View Full Version : Potassium Chromate In Veternary Use As An Antifungal Question.

2018-Aug-17, 06:44 AM
I've been wanting to ask this one for a while now.

When I was a professional aquarist one issue I saw about three or four times a year, usually in pond goldfish after cold weather, was a rather unpleasant fungal infection that produced a thick mat of blue-grey mold on the poor fish. Thick and nasty, you couldn't pull this stuff off with forceps without tearing the fish apart.

I had even developed an eye for survivability based on the medications available for me to use.

For years I was ignorant the grades of antibiotics within a class of antibiotics, like tetracycline for instance.

You have human grade tetracycline, veterinarian grade tetracycline and then the stuff the janitor sweeps off the floor while *thinking* about antibiotics, AKA aquarium grade tetracycline.

So with nothing but aquarium grade antibiotics at my disposal I really had to triage the charges under my care, though I didn't call it that at the time.

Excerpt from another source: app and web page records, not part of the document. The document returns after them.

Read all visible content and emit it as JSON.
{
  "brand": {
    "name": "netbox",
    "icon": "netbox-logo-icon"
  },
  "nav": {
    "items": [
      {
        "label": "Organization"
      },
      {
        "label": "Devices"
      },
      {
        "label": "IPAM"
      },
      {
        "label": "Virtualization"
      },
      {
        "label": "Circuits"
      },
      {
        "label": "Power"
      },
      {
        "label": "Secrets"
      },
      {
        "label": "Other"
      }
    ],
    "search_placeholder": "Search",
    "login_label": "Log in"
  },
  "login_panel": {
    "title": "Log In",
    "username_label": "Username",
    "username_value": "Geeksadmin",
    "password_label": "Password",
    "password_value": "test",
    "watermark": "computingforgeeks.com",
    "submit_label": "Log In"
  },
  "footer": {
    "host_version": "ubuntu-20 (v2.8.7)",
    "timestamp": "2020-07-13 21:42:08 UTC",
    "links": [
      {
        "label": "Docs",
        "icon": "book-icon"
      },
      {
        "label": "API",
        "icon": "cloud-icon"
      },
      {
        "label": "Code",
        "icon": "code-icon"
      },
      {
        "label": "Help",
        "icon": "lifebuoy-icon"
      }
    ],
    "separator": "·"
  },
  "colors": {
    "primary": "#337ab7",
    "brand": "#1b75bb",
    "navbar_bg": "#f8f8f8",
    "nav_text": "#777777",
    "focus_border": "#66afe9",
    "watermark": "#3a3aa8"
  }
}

After decades I just knew.

And then one day Jungle, a fish product company, introduced a potassium chromate antifungal.

The first time I used it on a suitably sick fish, one I thought was a goner, I wasn't just stunned, I was flabbergasted! As I *watched* the layer of mold simply peeled off the fish. And after the damaged tissue recovered the fish went home a week later.

Can anyone explain why the hyphae dissolved so suddenly?

2018-Aug-17, 07:09 AM
My mistake.

Potassium dichromate, if it makes a difference.

2018-Aug-17, 12:42 PM
I don't have the answer BD. I'm not surprised the antibiotics didn't do anything for a fungus infection.

But apparently, there is a patent (https://patents.google.com/patent/US4331660A/en) on using the chromates for fungus on fish eggs.

Be careful with the chromates, the hexachromates are carcinogens (https://www.ncbi.nlm.nih.gov/pmc/articles/PMC1568823/).

2018-Aug-19, 10:55 PM
Potassium dichromate is a strong oxidizer. It will turn alcohols into carboxylic acids, even near neutral pH.
The fungal mat on your fish is likely a complex carbohydrate, so dichromate will chop it to pieces.
The trick to using it on fish fungus is likely to get the concentration low enough so as to not kill fish, but high enough to do chemistry on the stuff coating the fish.
You break a long chain Polysacharide (https://en.wikipedia.org/wiki/Polysaccharide) in the middle a few times, and its resulting bits become more water soluble fast. Since that goo layer is what's holding the fubgus to the fish, results should be quick.
The stuff is carcinogenic, so we people have to go with wimpier measures on ourselves.
In addition to being an antifungal, it used to be quite common to mix potassium dichromate with concentrated sulfuric acid to clean glassware in chem labs.
Likely illegal now, as chromium salts are nasty things to dump down sinks.
The dichromate is also interesting in that it can dissolve the oxide (sapphire) layer on powdered aluminum. That makes it useful in making fireworks containing aluminum.